The deal comes on the heels of DHX’s purchase of Ragdoll Worldwide and its popular Teletubbies and In the Night Garden brands in September for US$27.7 million.
Family, which launched in 1988 and has approximately 5.7 million subscribers, is currently the most-viewed children’s channel in Canada, with a close to 30% share of kid viewers two to 17, and DeNure says the acquisition of the channel will enhance the company’s ability to operate as a vertically integrated player in the kids content business.
“From a strategy point of view, we’ve worked hard to build up a kids media company with a library, a licensing arm in CPLG and brands that are meaningful, and so now we have the opportunity to take integration one step further with a broadcast platform,” DeNure says.
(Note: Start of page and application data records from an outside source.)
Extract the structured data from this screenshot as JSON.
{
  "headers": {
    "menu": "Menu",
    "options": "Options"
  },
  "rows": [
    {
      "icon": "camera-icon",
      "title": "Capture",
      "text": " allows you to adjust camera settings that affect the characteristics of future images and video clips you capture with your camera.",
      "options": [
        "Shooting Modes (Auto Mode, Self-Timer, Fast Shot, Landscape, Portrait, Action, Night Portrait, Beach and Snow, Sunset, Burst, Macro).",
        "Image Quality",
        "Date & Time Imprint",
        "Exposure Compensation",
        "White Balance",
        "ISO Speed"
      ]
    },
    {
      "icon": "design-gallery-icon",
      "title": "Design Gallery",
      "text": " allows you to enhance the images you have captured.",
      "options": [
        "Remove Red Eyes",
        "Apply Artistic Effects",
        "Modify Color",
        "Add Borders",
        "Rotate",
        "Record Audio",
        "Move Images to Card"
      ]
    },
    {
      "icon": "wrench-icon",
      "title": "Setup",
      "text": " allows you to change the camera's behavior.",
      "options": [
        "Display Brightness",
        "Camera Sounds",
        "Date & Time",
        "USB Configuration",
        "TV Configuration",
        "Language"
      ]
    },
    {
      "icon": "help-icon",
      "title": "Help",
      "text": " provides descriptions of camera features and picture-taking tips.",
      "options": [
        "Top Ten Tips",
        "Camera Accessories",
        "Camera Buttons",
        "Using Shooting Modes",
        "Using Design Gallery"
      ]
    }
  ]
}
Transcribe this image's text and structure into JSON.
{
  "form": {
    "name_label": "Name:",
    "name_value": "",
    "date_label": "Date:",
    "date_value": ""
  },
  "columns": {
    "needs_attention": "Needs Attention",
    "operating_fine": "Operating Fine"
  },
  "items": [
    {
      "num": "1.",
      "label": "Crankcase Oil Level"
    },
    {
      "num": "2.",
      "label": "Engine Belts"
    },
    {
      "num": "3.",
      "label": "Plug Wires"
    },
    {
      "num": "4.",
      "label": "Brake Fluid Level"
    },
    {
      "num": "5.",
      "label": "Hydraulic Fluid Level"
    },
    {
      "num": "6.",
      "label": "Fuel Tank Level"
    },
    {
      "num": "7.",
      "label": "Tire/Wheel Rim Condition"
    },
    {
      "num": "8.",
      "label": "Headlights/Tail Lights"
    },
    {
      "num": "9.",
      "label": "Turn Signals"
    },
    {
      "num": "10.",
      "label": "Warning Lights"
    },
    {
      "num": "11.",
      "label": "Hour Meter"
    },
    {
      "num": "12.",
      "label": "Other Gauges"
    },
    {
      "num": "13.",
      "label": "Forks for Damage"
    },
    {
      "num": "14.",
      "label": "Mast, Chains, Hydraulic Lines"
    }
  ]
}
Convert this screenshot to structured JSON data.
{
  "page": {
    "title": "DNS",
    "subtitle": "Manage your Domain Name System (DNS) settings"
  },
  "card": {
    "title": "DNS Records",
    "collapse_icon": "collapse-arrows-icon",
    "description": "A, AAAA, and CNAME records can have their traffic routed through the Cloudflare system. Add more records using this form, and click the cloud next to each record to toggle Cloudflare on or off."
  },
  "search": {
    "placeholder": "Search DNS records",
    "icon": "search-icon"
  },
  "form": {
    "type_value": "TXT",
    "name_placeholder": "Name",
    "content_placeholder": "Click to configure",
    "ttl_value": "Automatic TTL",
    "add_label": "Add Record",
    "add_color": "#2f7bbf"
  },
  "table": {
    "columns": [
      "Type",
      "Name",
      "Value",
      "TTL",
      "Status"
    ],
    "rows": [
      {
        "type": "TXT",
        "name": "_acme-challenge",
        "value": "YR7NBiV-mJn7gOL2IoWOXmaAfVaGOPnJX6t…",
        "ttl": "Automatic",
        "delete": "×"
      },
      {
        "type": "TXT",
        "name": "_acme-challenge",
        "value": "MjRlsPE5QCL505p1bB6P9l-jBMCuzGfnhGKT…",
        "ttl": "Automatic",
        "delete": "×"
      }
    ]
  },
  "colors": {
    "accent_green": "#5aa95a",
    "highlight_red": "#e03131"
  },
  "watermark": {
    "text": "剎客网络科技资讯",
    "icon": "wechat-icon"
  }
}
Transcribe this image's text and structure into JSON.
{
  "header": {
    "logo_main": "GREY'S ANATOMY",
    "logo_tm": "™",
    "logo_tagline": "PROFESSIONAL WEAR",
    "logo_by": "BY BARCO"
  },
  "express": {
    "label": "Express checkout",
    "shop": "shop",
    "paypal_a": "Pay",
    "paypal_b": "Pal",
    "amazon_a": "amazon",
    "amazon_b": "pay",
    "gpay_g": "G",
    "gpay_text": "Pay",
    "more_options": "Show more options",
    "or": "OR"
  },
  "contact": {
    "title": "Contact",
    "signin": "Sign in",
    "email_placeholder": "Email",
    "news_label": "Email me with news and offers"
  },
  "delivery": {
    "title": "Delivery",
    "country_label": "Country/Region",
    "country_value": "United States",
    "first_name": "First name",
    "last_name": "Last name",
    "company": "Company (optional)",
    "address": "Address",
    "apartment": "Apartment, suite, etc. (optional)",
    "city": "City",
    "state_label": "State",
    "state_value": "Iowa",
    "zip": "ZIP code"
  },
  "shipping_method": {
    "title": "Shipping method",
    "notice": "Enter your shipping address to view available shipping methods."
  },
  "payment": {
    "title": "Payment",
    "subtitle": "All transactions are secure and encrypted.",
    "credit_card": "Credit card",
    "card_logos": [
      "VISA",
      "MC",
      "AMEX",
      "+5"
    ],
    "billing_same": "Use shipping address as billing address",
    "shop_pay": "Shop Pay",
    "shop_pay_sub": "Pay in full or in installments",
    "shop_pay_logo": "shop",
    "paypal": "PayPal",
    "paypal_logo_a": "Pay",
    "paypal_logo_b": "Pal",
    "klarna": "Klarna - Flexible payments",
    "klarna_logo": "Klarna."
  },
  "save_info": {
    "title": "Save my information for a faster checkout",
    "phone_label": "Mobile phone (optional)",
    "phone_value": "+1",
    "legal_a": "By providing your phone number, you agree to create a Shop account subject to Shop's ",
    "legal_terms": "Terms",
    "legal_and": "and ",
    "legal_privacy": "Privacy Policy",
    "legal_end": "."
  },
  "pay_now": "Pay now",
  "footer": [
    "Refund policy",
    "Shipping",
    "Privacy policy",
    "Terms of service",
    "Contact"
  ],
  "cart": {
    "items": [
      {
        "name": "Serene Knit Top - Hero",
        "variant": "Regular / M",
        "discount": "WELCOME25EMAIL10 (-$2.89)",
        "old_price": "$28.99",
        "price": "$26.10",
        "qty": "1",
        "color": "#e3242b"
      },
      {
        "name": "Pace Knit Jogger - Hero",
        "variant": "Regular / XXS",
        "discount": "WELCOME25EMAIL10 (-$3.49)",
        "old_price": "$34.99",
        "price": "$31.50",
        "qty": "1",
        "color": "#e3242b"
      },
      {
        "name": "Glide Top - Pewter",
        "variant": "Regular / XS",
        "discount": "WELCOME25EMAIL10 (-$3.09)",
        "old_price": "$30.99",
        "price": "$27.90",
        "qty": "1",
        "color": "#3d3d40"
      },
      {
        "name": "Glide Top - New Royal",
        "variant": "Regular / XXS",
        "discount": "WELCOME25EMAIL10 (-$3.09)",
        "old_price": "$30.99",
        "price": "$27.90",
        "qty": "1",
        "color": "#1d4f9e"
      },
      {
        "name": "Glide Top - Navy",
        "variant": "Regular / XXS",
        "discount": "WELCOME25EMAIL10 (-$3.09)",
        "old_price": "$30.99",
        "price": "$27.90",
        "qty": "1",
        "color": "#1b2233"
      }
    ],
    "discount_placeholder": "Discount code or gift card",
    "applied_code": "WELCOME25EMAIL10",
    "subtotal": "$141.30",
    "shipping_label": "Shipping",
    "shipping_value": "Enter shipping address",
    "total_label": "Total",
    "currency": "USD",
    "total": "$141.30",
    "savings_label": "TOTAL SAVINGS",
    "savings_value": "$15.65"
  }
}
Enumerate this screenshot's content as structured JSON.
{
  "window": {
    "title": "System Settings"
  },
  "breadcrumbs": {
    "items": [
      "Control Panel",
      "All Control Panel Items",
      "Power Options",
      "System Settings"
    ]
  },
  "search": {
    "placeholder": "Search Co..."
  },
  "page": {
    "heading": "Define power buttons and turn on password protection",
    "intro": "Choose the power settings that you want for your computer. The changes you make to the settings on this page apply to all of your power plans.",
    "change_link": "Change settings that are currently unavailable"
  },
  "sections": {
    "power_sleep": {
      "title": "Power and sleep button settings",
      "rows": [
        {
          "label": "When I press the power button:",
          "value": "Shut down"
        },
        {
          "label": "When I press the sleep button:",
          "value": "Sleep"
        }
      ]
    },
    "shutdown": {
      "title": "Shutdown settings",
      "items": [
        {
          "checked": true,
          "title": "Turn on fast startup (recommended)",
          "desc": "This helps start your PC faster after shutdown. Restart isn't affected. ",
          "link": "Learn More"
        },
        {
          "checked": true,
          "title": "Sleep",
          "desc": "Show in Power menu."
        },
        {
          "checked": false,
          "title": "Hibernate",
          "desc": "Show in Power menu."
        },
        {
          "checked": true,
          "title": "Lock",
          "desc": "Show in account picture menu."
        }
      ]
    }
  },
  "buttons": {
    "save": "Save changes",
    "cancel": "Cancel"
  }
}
In terms of next steps and plans, the deal’s close hinges on approval from government regulator the CRTC and the Competition Bureau. The approval process is expected to be concluded by spring 2014.
“For now, it’s business as usual as the channels will continue to operate independently. We spent weeks on the acquisition, so now we have time to figure out their integration into DHX overall. We don’t have a broadcasting platform, so it’s unique.”
Launched in 2007, Disney Junior (English) has approximately 4.9 million subscribers, representing a market share of 13.4% among its primary target audience of kids two to seven. Meanwhile, Disney Junior (French) was launched in 2010 and has approximately half a million subscribers. Launched in 2011, Disney XD has 4.5 million subscribers, representing a market share of 3.5% among its primary target audience of boys six to 12.
Over the 12-month period ended August 2013, Family, Disney XD and Disney Junior generated revenues of US$81 million. Over the past three years, revenue has increased at a compounded rate of roughly 7%. So the deal is expected to be accretive, increasing DHX’s overall revenues by more than 70%.
On news of the deal, DHX shares traded on the Toronto Stock Exchange shot up by roughly 26% and were trading at around US$4.96 apiece by mid-day. DHX is financing the deal through a combination of cash and an expanded credit facility.
The transaction is expected to close in 2014 pending approval by the Competition Bureau and the Canadian Radio-television and Telecommunications Commission (CRTC) and satisfaction of other customary closing conditions.
DHX Media is currently known for representing brands such as Yo Gabba Gabba!, Caillou, Inspector Gadget and Johnny Test and owns a library containing 9,500 half hours of programming.